Construction of the 122-room boutique hotel at Carmel City Center – a public private partnership between the City of Carmel and developer Pedcor – is estimated to cost $58.5 million, $18.5 million more than the estimated project cost in late 2017, when the Carmel City Council approved the sale of $18 million in bonds to help finance it. The city closed on a $25.5 million loan to cover the rest of the project in April 2019, bringing its total funding to $43.5 million at that time.

The steep increase is the result of rising construction costs, labor shortages, tariffs and a saturated market, according to Carmel Redevelopment Commission Executive Director Henry Mestetsky.

At the Feb. 3 council meeting, several councilors expressed support for a proposal by Councilor Tim Hannon – in his second meeting on the council – to take a look at the processes that allowed the cost increase and measures to fund it to occur without input from the city council. Hannon said he didn’t learn about the cost overrun until Jan. 30, when he expected a request for more funds from the council to follow.

Instead, Mestetsky outlined plans to cover the funding gap in other ways, such as mortgages on city-owned properties and available funds in the CRC operations budget, which Hannon found even more concerning.

“If you asked for money from the council I’d understand this is the first time it’s come up, but the fact that for a year or more you were able to cover $12 million to $15 million I was flabbergasted,” Hannon said to Mestetsky during the meeting. “How could you have access to $12 million to $15 million in funds and never come to council for any sort of approvals or notifications?”

Other councilors echoed Hannon’s frustrations.

“You had an opportunity almost every single council meeting to say something,” said Councilor Tony Green, one of two councilors to vote against funding the hotel in 2017. “You gave the perception to the council members that we’re staying the course.”

Mestetsky said he became aware that the project would cost $55 million in early 2019. He said the he waited to provide an update on the cost until he could “say with absolute certainty there isn’t going to be a dollar more spent.”

“The last round of bids happened in early 2019, at which point we generally knew the cost of the hotel we were working with,” he said. “Certainly there were indicators, national trends that forecasted that the bids could come in high, so we started making value engineering cost cuts before we even bid some things out.”
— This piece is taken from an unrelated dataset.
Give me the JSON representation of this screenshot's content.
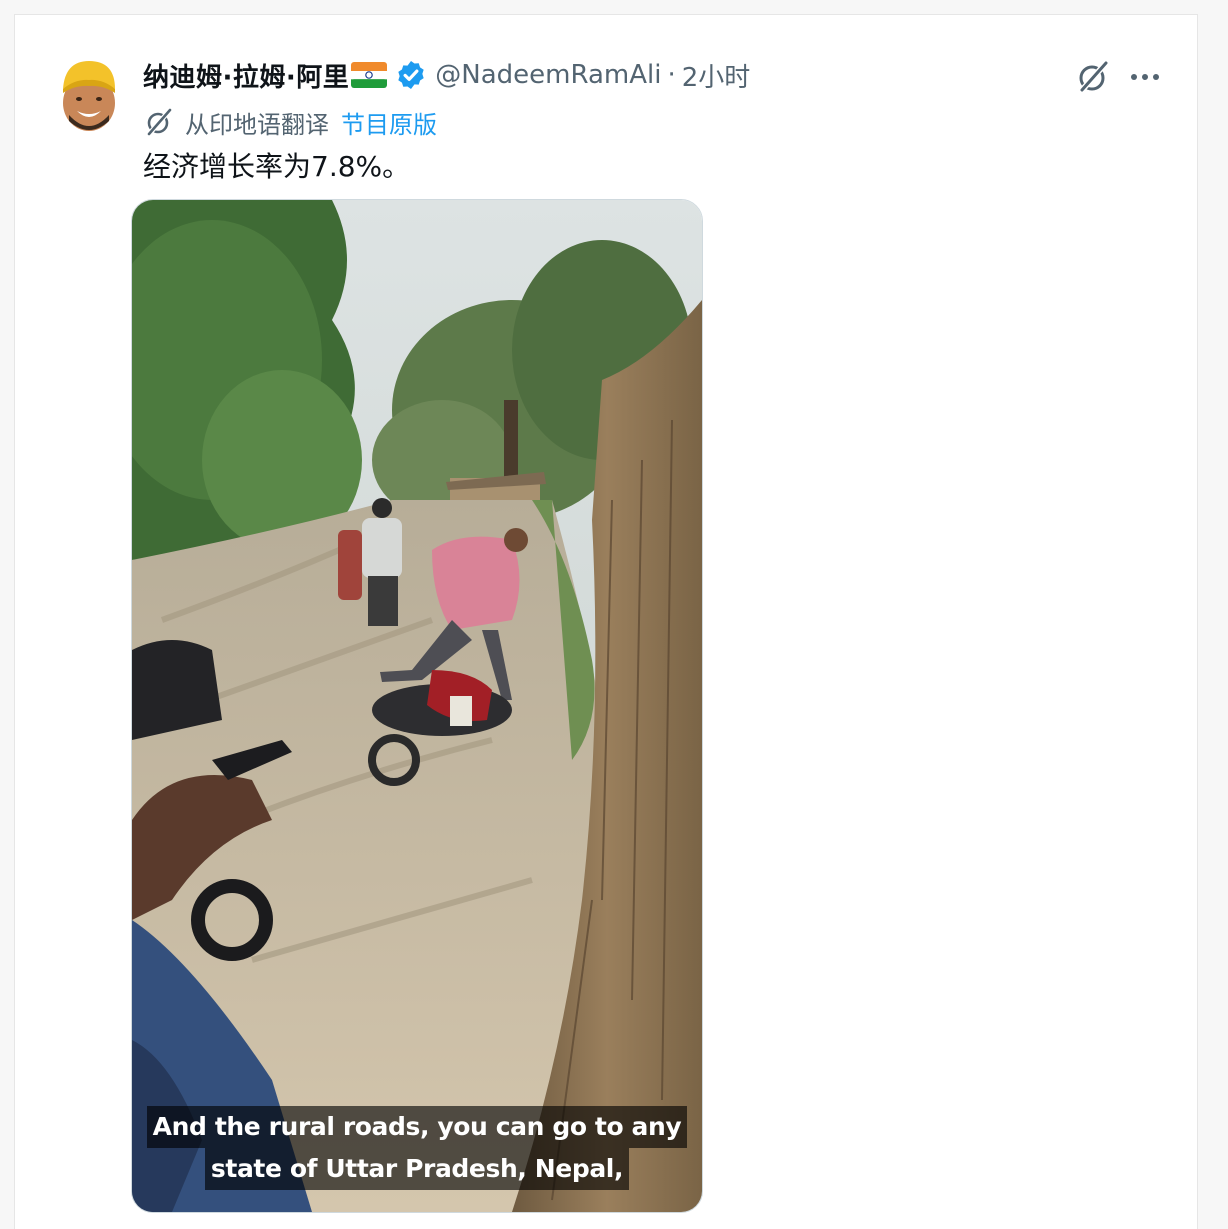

Hannon said he found that concerning, too, because it meant the hotel – as designed – was even more expensive than original estimates.

Mestetsky said most of the $15 million price increase will be repaid through hotel profits. He expects the hotel will make enough profits to cover its $25.5 million loan and repay the CRC for covering the increased cost.

“That quality of hotel will have zero issues doing that,” he said. “It would be impossible for the hotel not to generate enough revenue to not make a profit. There will be a profit, and that profit will repay the CRC its advancements.”

Mestetsky said the CRC’s actions occurred at its monthly public meetings and never required a council vote. He said he welcomes an independent review.

“I don’t want a conversation about auditing practices to have some kind of insinuation that a single rule or vote taken by the CRC in public or in private were somehow not above board,” he said.